Problem to solve:
From the entries below, gather each line containing the word "header".

Start of Given records

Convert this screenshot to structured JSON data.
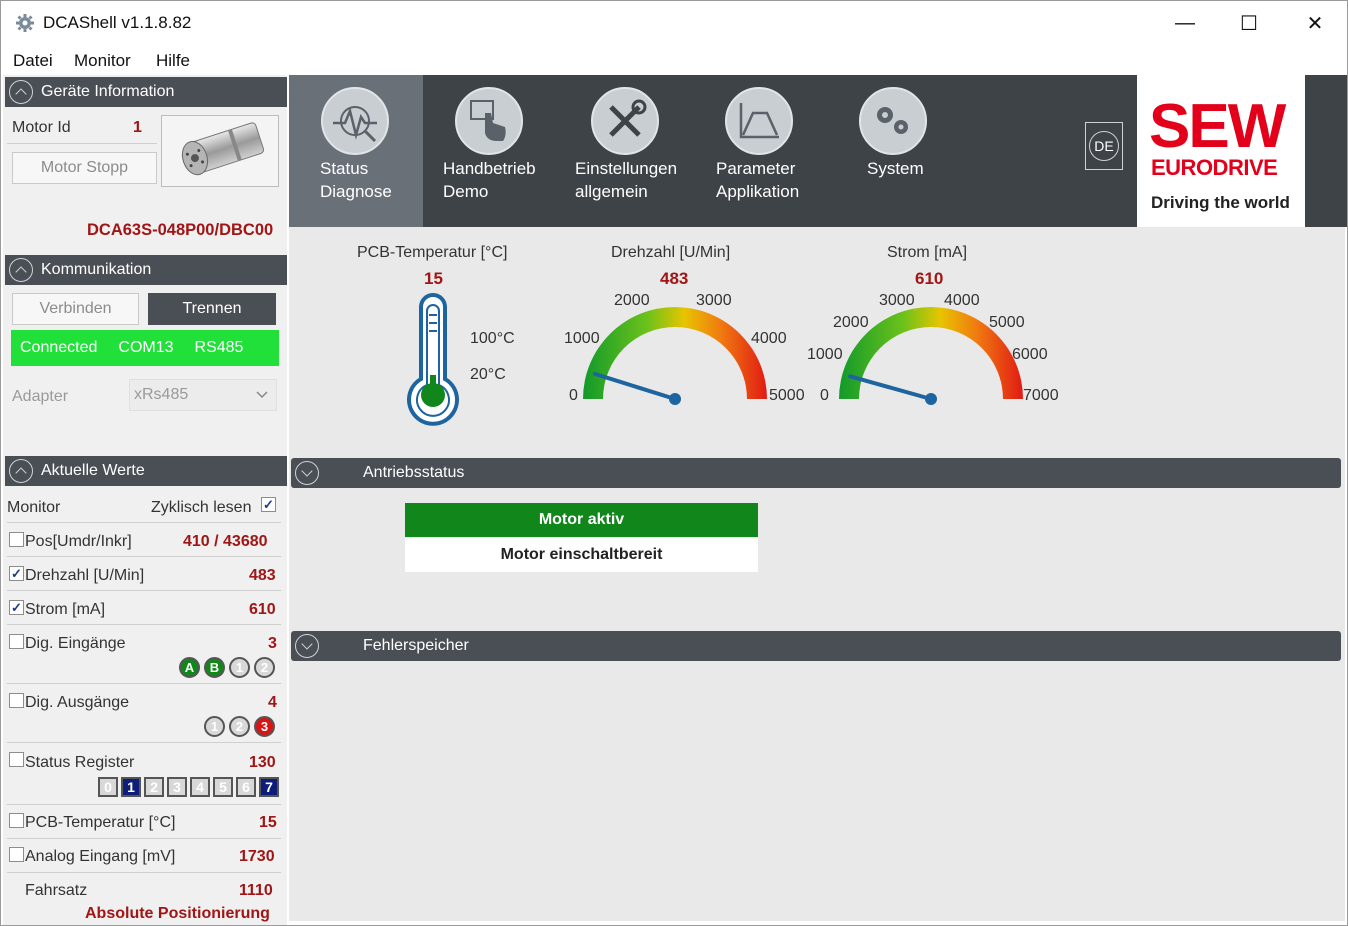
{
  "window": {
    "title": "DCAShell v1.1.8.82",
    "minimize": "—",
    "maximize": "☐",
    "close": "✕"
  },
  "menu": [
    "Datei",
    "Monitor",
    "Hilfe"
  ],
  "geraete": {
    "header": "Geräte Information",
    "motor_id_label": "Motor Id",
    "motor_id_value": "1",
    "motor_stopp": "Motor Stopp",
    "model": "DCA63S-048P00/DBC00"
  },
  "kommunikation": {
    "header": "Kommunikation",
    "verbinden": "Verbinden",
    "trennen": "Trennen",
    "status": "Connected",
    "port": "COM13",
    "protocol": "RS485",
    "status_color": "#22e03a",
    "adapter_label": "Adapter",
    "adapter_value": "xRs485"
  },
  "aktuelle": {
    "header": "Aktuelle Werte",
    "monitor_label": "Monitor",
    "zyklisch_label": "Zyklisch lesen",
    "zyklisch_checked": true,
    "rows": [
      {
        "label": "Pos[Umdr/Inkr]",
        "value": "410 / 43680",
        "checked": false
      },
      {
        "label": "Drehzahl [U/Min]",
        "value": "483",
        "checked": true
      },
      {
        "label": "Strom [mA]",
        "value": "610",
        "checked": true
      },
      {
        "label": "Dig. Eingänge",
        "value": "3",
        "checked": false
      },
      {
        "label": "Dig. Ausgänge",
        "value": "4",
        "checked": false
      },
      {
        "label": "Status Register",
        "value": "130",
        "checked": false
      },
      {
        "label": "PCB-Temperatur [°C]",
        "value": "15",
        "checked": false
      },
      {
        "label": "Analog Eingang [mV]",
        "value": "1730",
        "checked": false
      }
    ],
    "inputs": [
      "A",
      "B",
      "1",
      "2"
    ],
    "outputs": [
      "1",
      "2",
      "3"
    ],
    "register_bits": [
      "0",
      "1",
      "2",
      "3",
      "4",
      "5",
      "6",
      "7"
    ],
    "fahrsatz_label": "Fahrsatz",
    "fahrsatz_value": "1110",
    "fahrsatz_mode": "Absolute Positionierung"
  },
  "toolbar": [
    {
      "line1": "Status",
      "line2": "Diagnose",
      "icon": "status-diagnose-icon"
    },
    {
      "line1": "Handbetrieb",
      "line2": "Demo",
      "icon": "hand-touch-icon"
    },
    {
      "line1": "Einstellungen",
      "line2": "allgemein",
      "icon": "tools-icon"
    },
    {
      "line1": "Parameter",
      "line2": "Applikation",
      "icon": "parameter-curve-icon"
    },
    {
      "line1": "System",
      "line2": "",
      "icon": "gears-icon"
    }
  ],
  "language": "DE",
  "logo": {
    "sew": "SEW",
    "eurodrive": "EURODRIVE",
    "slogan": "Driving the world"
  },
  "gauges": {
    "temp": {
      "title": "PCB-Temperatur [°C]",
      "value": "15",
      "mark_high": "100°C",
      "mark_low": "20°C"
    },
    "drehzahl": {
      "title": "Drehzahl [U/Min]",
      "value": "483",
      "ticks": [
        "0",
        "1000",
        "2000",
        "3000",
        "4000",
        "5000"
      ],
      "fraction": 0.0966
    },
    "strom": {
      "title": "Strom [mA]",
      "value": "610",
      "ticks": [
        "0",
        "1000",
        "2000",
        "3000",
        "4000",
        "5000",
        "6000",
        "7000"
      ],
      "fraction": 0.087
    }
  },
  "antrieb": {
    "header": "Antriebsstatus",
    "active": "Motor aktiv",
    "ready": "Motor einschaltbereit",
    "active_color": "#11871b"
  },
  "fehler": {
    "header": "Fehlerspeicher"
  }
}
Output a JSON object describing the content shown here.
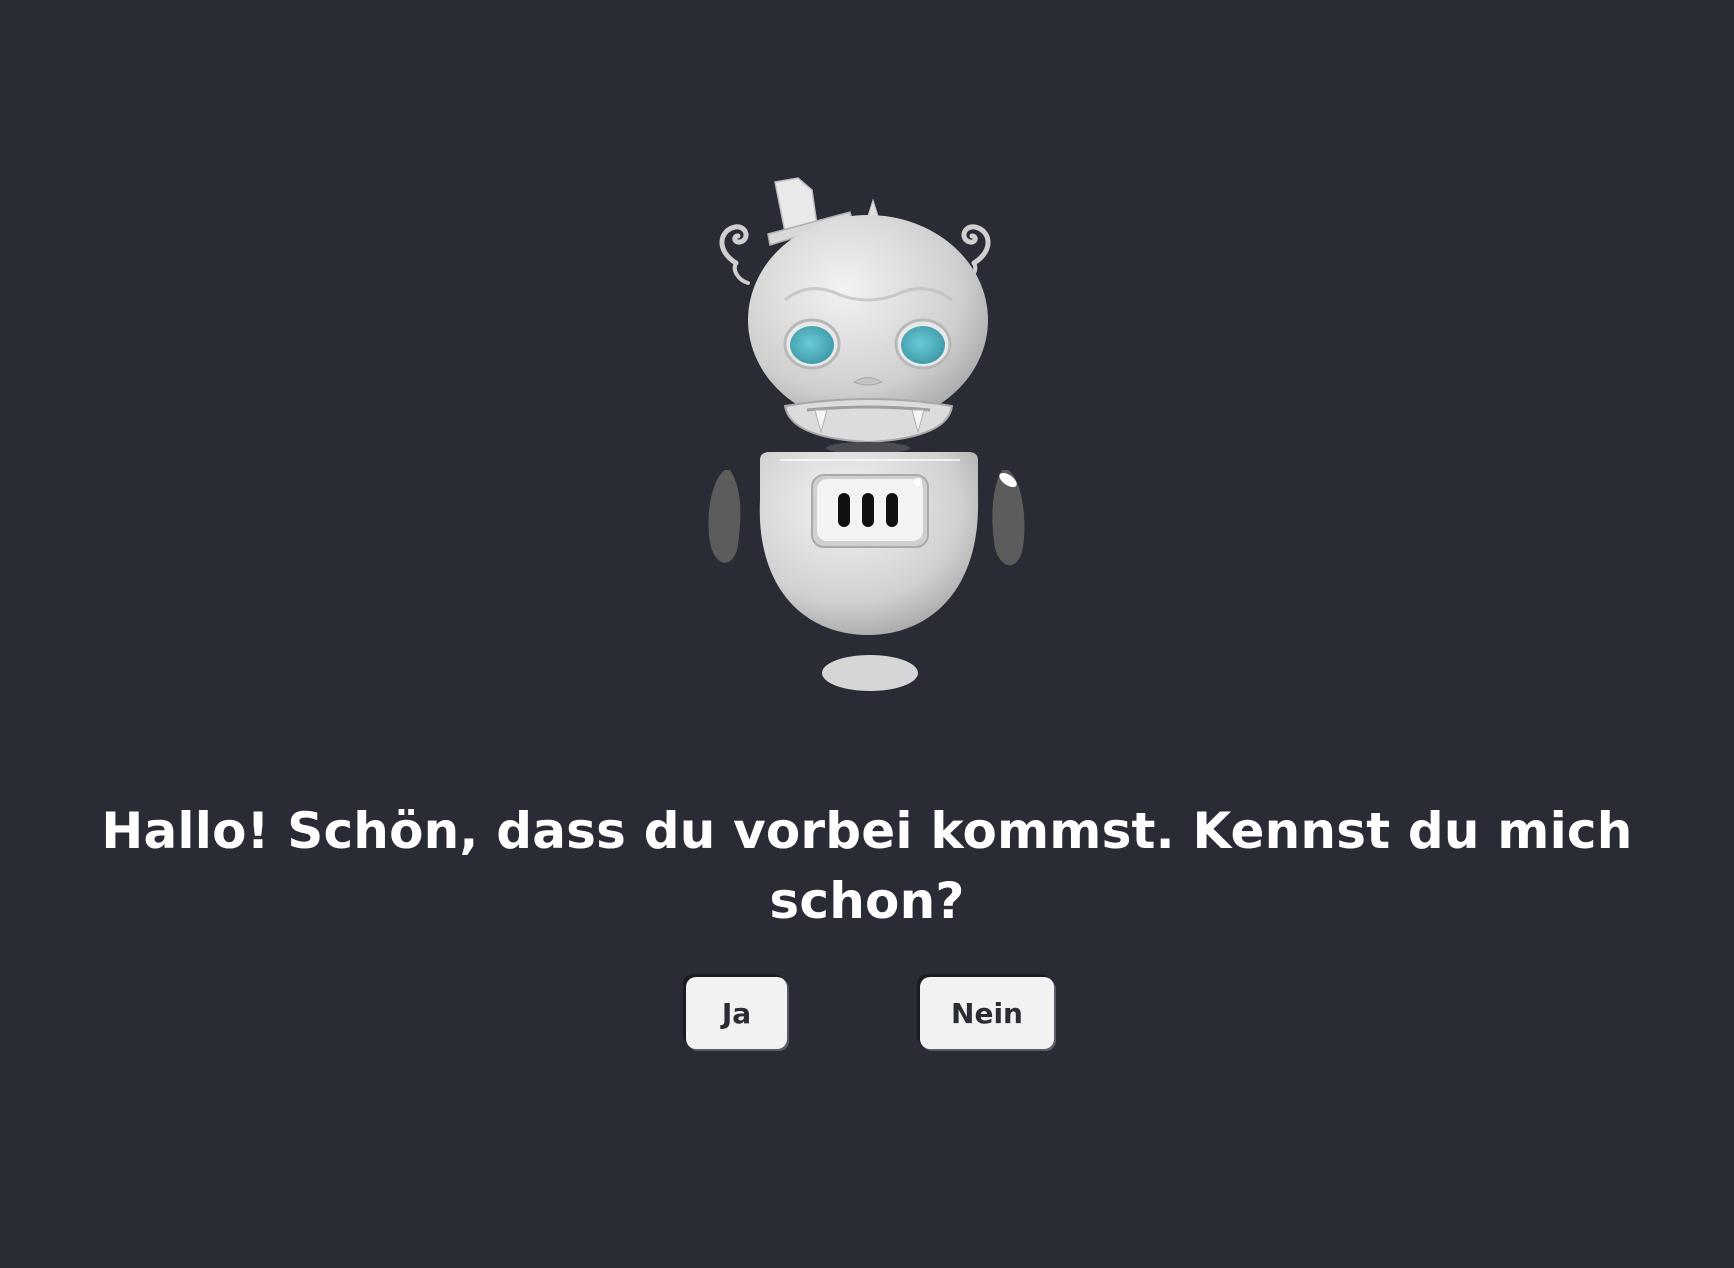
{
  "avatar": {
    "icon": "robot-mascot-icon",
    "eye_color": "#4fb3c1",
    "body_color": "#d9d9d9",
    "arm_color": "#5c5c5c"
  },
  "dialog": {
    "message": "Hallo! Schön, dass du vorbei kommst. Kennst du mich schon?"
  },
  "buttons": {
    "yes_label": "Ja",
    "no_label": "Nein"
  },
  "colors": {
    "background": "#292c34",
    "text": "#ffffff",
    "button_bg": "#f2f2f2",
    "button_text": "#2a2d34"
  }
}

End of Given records
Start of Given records

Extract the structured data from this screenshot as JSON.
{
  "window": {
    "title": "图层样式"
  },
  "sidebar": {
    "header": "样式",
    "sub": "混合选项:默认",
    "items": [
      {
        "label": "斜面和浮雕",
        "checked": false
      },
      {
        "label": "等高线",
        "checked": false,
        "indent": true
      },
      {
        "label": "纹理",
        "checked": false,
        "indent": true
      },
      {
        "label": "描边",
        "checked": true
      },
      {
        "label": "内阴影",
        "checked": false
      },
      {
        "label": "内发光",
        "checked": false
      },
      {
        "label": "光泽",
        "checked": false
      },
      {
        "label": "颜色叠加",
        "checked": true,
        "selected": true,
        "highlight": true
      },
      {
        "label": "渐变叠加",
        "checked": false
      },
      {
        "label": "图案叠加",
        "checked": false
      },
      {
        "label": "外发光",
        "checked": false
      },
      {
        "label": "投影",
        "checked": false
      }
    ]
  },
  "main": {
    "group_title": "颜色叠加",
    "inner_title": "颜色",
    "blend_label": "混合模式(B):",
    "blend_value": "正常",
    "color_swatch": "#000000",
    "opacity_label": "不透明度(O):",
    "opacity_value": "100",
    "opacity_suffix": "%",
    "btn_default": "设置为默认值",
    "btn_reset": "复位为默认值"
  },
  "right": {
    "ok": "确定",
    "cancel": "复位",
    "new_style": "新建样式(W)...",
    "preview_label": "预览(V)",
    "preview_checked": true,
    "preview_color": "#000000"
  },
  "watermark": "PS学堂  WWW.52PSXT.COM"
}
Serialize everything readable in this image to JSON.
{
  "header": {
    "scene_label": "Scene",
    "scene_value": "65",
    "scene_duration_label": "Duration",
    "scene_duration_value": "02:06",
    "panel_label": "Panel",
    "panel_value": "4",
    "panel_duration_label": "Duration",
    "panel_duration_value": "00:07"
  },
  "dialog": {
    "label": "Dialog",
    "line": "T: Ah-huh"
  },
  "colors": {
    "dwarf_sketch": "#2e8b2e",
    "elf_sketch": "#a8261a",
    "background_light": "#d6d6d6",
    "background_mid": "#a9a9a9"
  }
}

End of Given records
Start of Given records

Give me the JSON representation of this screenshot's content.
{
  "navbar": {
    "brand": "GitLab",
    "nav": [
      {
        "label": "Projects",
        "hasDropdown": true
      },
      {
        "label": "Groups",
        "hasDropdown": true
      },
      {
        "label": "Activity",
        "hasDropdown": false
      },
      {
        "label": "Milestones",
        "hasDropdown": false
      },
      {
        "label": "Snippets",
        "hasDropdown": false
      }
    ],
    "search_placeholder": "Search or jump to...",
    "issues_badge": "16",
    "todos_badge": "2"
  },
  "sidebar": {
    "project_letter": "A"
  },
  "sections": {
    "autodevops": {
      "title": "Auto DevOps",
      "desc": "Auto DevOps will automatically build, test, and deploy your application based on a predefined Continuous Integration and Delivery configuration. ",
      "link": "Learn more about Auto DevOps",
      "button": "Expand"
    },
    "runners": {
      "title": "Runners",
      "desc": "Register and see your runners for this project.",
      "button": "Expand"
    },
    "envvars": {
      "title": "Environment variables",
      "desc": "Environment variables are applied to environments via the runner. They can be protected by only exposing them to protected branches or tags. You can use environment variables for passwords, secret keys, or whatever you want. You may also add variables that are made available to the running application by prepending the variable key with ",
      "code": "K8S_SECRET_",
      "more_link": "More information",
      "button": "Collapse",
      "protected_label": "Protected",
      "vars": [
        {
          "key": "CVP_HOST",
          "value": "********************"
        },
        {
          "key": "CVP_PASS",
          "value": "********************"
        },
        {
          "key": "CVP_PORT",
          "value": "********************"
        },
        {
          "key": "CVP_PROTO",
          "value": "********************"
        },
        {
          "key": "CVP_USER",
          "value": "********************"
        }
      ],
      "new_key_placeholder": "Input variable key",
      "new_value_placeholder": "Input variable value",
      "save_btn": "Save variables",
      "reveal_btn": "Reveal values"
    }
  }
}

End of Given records

Solution:
    "header": "Geräte Information",
    "header": "Kommunikation",
    "header": "Aktuelle Werte",
    "header": "Antriebsstatus",
    "header": "Fehlerspeicher"
    "header": "样式",
  "header": {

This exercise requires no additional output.